There's an inherent dislike of chaos bred into herding dogs. A sense of decorum must be maintained by others under their care. Chaos and sudden movement are to be avoided and the perpetrators brought to heel. These dogs have a born in understanding that they have a will, and they can use it to affect the actions of another species through movement, body language, and aggression if necessary.


The good news is that we also put a 'handle' on these dogs. They want to work in concert with humans. This is why bitesports are overwhelmed with German Shepherds instead of Pitbulls. Pit bulls have a powerful grab and hold bite naturally, as well as a generally incredibly stable personality. What they lack as a breed, is that fundamental need to work in close concert with a human, and to take that human's directives even when they (the dog) disagrees.


If we give these dogs a clear appreciation of what parts of the environment are theirs to control, and what are not their business, and if we give them an outlet to use their incredible problem solving minds, we can readily help these dogs learn that the use of teeth in a given context may not be the best option available.


** The two herding dogs on the list are German Shepherd and Australian Shepherd.

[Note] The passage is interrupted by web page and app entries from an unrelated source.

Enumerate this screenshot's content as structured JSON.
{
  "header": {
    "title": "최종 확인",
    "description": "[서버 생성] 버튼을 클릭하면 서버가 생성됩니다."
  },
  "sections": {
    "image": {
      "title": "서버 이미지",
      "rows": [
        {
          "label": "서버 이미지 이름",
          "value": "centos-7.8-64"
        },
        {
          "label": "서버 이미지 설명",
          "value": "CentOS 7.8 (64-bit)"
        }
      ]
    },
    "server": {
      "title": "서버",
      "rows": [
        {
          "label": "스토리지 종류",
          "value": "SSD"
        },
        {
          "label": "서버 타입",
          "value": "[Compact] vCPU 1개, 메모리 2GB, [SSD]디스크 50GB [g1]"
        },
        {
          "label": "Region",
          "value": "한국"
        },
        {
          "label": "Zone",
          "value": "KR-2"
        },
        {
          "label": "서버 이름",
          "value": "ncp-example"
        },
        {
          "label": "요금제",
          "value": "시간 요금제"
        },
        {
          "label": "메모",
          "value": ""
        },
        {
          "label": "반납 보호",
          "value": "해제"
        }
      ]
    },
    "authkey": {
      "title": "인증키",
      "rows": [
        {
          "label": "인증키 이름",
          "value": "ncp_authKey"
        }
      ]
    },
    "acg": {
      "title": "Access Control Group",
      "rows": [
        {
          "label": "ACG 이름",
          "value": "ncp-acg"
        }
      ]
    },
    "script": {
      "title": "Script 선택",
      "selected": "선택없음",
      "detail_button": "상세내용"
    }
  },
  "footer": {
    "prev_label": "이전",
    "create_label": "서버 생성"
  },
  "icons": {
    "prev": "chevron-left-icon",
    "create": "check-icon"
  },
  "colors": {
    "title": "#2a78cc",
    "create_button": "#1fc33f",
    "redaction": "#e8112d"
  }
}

*** These statistics are likely skewed by several factors: 1) Reported dog bites - the vast majority of dog bites are not reported. 2) Dog Bite Severity - the herding breeds tend to use a quick bite and release type of behavior, whereas terriers may grab and hold, resulting in more damage and higher incident reporting rate in the latter type of dog. 3) Breed numbers overall - if there are 1000 Xanga Max Tiger Dogs on the planet, and each of them has bitten at least one person, then it would be reasonable to assume that they should be included in the bite statistics; however, 1000 bites is a blip on the radar. Breeds by popularity: AKC says Labrador retriever; however, the AKC misses almost all of the Pitbulls type dogs in it's database, so even knowing who owns what is a bit of a crapshoot.